About two years later we changed schools, and the typewriter has been kept as a museum piece ever since.


My parents used to drink mate every day on our front yard, while my friends and I would do the same with a sweeter version (tereré). My neighbors used to do the same, meaning that we would all see each other in the afternoon. At that point kids would play with each other, adults would talk, and everyone got to know each other.

This is one of those things that got killed by modern life. In order to dedicate the evening to drink mate you need to come back from work early, something that's not a given. You also need free time meaning, on a way, that you needed a stay-at-home parent (this being the 90s that would disproportionately mean the mom). The streets were not also expected to be safe but also perceived to be safe, a feeling that went away with the advent of 24hs news cycles. Smartphones didn't help either, but this tradition was long extinct in my life by the time cellphones started playing anything more complex than snake.

Unlike other items in this list, I harbor hope that these traditions still live in smaller towns.
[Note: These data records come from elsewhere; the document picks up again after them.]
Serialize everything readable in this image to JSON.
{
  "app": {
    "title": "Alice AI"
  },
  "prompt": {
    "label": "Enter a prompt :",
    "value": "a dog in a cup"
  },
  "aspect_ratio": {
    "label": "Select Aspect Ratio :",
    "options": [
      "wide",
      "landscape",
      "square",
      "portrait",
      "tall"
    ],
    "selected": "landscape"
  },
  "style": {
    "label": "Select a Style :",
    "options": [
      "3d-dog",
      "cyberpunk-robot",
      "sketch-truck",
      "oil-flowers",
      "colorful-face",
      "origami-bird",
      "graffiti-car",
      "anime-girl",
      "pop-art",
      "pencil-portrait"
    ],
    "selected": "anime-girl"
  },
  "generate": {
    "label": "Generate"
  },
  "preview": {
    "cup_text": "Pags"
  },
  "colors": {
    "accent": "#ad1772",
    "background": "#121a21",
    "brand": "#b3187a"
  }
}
But if you wonder why modern life is so isolated, I suggest you to make yourself a tea and go sit outside for a while.


Since this could be a book by itself, I'll limit myself to a couple anecdotes.

When Windows 3.11 came up, those who were using the command line had to learn how to use the new interface. Computer courses at the time would dedicate its first class to playing Solitaire, seeing as it was a good exercise to get your hand-eye coordination rolling. Every time I think about it I realize what a brilliant idea this was.

My first computer course consisted on me visiting a place full of computers, picking one of the floppy disks, and figure out how to run whatever that disk had. If it was a game (and I really hoped it would be a game) I then had to figure out how to run it, what the keys did, and what the purpose of the game was. There were only two I couldn't conquer at the time: a submarine game that was immune to every key I tried (it could have been 688 Attack Sub) and the first Monkey Island in English (which I didn't speak at the time). I had trouble with Maniac Mansion too until my teacher got me a copy of the codes for the locked door.

This course was the most educational experience of my life, and I've struggled to find a way to replicate it. Letting me explore at my own pace, do whatever I wanted and asking for help whenever I got stuck got me in an exploration path that I follow to this day. The hardest part is that this strategy only works with highly motivated students, which is not an easy requirement to fulfill.